- The plot to replace infuential persons with clones under the villain's control was later done straight in the 007 game Agent Under Fire.
- Bond being depicted as a Fish out of Water when he goes to Scotland becomes this after Skyfall establishes that Daniel Craig's Bond grew up there.
- Mis-blamed: Despite Eon Productions having nothing to do with this version of Casino Royale, the film's critical failure and early release led to some savaging them for its poor quality. This permanently turned Albert R. Broccoli and his daughter Barbara off of anything Bond related that wasn't under their control, and Eon Productions eventually obtained the rights to Casino Royale in 1999. It also became their rallying motive for the long and messy legal battle with Kevin McClory that only started ebbing when he died in 2006 and ended with his estate giving the last remnants of Bond to them in 2013.
- Moment of Awesome: Out-of-retirement Sir James Bond wins a game of catch with stone cannonballs against a group of much bigger Highlanders.

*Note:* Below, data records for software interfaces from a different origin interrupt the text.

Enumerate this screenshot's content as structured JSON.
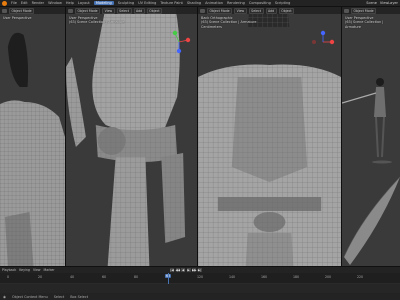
{
  "app": {
    "menus": [
      "File",
      "Edit",
      "Render",
      "Window",
      "Help"
    ],
    "workspaces": [
      "Layout",
      "Modeling",
      "Sculpting",
      "UV Editing",
      "Texture Paint",
      "Shading",
      "Animation",
      "Rendering",
      "Compositing",
      "Scripting"
    ],
    "active_workspace": "Modeling",
    "scene": "Scene",
    "view_layer": "ViewLayer"
  },
  "viewports": [
    {
      "mode": "Object Mode",
      "menus": [
        "View",
        "Select",
        "Add",
        "Object"
      ],
      "orientation": "Default",
      "view_name": "User Perspective",
      "collection": "(63) Scene Collection | Armature",
      "extra": ""
    },
    {
      "mode": "Object Mode",
      "menus": [
        "View",
        "Select",
        "Add",
        "Object"
      ],
      "orientation": "Default",
      "view_name": "User Perspective",
      "collection": "(63) Scene Collection | Armature",
      "extra": ""
    },
    {
      "mode": "Object Mode",
      "menus": [
        "View",
        "Select",
        "Add",
        "Object"
      ],
      "orientation": "Default",
      "view_name": "Back Orthographic",
      "collection": "(63) Scene Collection | Armature",
      "extra": "Centimeters"
    },
    {
      "mode": "Object Mode",
      "menus": [
        "View",
        "Select",
        "Add",
        "Object"
      ],
      "orientation": "Default",
      "view_name": "User Perspective",
      "collection": "(63) Scene Collection | Armature",
      "extra": ""
    }
  ],
  "timeline": {
    "menus": [
      "Playback",
      "Keying",
      "View",
      "Marker"
    ],
    "ticks": [
      "0",
      "20",
      "40",
      "60",
      "80",
      "100",
      "120",
      "140",
      "160",
      "180",
      "200",
      "220"
    ],
    "current_frame": "63",
    "play_controls": [
      "|◀",
      "◀◀",
      "◀",
      "▶",
      "▶▶",
      "▶|"
    ]
  },
  "status": {
    "left": "Object Context Menu",
    "mid": "Select",
    "right": "Box Select"
  },
  "colors": {
    "accent": "#4772b3",
    "logo": "#e87d0d",
    "viewport_bg": "#3b3b3b"
  }
}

- So Bad, It's Good: The film is an odd example, being a shot at deliberate So Bad It's Good... that failed miserably, but thanks to its Troubled Production (the film went through six directing teams, and it shows), a cast studded with wasted talent ranging from Woody Allen to Orson Welles, an incomprehensibly muddled "plot," and a finale that completely defies description, it manages to be So Bad It's Good at being So Bad It's Good.
- Suspiciously Similar Song: "Bond Street" (aka, the music from Stewie's sexy parties) sounds like a minor-key James Bond-style take-off on "Yakety Sax."
- Took the Bad Film Seriously: Peter Sellers, because he was cast when it wasn't going to be a spoof. His performance is funny in a mostly-deadpan way, but he's not on the same wavelength as most of the rest of the cast. This is also one of the few places where you can hear his natural speaking voice.
- "Weird Al" Effect: The score's cue "Bond Street" is probably better known to younger viewers as the music that plays during Stewie's "sexy parties" in the early episodes of Family Guy.
- What Do You Mean, It Wasn't Made on Drugs?: The film could best be described as "James Bond on massive amounts of acid" but had a fairly respectable creative team behind it. Aside from being a spoof, much of the effect comes from creative issues leading to there being five different directors whose scenes did not mesh very well. The ending includes a UFO, Frankenstein's Monster, cowboys and Indians, a flying roulette wheel, a monkey, and a seal. Add in the firing of Peter Sellers which lead to a new framing sequence interspersed with the original footage.
YMMV / Casino Royale (1967)